Six years ago on the Saturday of Holy Week, I wrote about what I call The Empty Day.
For many Christians, Maundy Thursday, Good Friday and Easter are the key days of that week. For me, as one who is constantly on the boundary between faith and doubt, it is that in-between Saturday which confronts me most vibrantly with the gut reality of Jesus in my life.
Yesterday, April 4th, I was already by choice shut down mentally and emotionally, merely as a way to recover from the intense week of library staff training I had just completed. However, that shutdown-ness resonated with the spiritual aloneness of the day.
Following the recent deaths of my mother and father, I can much more readily settle back into visceral emptiness of loss, that paradoxical awareness that, though biological death is empirically understandable, the vanishing of a person one knows is inexplicable.
Yesterday I felt that emptiness in relation to Jesus. Though never having met him physically, since my childhood Jesus has been as real to me as any other family member. To remind myself—to regain that visceral awareness of him in my inner life—I let myself feel the loss I felt following the deaths of my parents.
There was nothing particularly spiritual or metaphysical about the exercise. It was simply a form of attentiveness, of silent listening.
When eventually I remembered the sort of “resurrection” I perceive when my mother or father surface in memory, I also recognized that same potential for Jesus in my inner life.
And so it is,
Image: “Christ of the Desert,” an icon by Br. Robert Lentz, OFM. Brother Robert writes:
Out of the deserts of the Middle East comes an ancient Christian tradition. Although it has been overshadowed by the Greek and Latin traditions, it is their equal in dignity and theological importance. It is a Semitic tradition, belonging to those churches that use Syriac as their liturgical language. Syriac is a dialect of Aramaic, the language spoken by Christ himself.
This icon celebrates the richness of Syriac Christianity. The inscriptions in the upper corners read “Jesus Christ,” and at the bottom, “Christ of the Desert.” The Syriac language has ties to the earth that are deep and rich. It is more inclusive than most European languages. The theological experience of Syriac Christians is different because they have encountered the Gospel in such a language. Theirs is an unhellenized expression — one that is neither Europeanized nor Westernized.
Semitic as it is, the Syriac tradition knows no dichotomy between the mind and heart. The heart is the center of the human person — center of intellect as well as feelings. The body and all of creation longs to be reunited with God.

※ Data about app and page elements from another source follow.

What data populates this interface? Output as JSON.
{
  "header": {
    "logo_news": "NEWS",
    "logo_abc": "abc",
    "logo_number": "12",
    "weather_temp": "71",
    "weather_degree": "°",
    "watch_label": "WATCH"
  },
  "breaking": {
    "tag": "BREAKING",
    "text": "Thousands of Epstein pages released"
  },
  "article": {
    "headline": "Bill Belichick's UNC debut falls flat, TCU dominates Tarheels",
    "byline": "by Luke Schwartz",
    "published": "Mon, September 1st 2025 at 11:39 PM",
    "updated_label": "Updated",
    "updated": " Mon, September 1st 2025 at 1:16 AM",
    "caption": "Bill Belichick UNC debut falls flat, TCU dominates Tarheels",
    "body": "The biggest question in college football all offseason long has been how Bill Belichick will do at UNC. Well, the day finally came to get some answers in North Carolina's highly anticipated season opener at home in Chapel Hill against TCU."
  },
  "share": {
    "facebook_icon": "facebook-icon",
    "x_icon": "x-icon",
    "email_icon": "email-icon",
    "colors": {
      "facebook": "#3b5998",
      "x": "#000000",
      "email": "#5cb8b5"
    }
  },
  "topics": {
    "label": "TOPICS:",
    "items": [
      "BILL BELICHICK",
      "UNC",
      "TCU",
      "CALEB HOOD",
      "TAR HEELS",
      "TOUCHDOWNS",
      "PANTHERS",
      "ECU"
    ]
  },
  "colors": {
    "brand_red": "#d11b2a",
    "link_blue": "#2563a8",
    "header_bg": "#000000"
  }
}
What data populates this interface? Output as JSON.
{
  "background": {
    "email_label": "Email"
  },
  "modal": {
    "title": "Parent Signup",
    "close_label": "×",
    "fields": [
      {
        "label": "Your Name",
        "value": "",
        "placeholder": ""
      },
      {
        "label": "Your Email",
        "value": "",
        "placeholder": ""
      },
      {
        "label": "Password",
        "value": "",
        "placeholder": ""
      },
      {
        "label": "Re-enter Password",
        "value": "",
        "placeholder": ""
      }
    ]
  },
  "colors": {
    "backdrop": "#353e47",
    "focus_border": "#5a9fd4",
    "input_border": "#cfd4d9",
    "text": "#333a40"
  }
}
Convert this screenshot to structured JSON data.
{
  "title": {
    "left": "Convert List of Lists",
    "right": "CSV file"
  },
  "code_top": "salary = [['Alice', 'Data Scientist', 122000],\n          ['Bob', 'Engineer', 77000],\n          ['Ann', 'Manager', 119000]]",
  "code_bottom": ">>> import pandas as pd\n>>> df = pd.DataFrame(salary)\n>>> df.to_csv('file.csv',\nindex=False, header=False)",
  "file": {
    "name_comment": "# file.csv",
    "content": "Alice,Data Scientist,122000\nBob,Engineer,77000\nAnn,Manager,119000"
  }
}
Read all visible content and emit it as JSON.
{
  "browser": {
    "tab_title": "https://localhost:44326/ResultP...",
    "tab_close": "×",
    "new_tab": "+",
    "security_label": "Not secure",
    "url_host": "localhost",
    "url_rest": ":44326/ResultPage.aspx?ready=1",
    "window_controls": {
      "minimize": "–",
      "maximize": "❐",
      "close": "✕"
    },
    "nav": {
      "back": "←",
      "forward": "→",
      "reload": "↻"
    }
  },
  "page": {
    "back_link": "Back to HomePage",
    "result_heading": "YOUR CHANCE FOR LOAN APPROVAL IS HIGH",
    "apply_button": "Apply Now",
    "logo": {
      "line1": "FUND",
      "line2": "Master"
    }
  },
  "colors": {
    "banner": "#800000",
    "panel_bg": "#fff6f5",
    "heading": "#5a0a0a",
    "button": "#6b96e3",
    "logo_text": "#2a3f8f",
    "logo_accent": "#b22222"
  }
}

A constant theme in Syriac literature is homesickness for Paradise, a desire to restore Paradise on earth. Christians pray facing east because Paradise was in the east. This longing was expressed in monastic terms in ancient times, but its implications today reach far beyond monastery walls. With earthy roots, this longing for Paradise involves concrete responses in the realms of politics, ecology, and economics.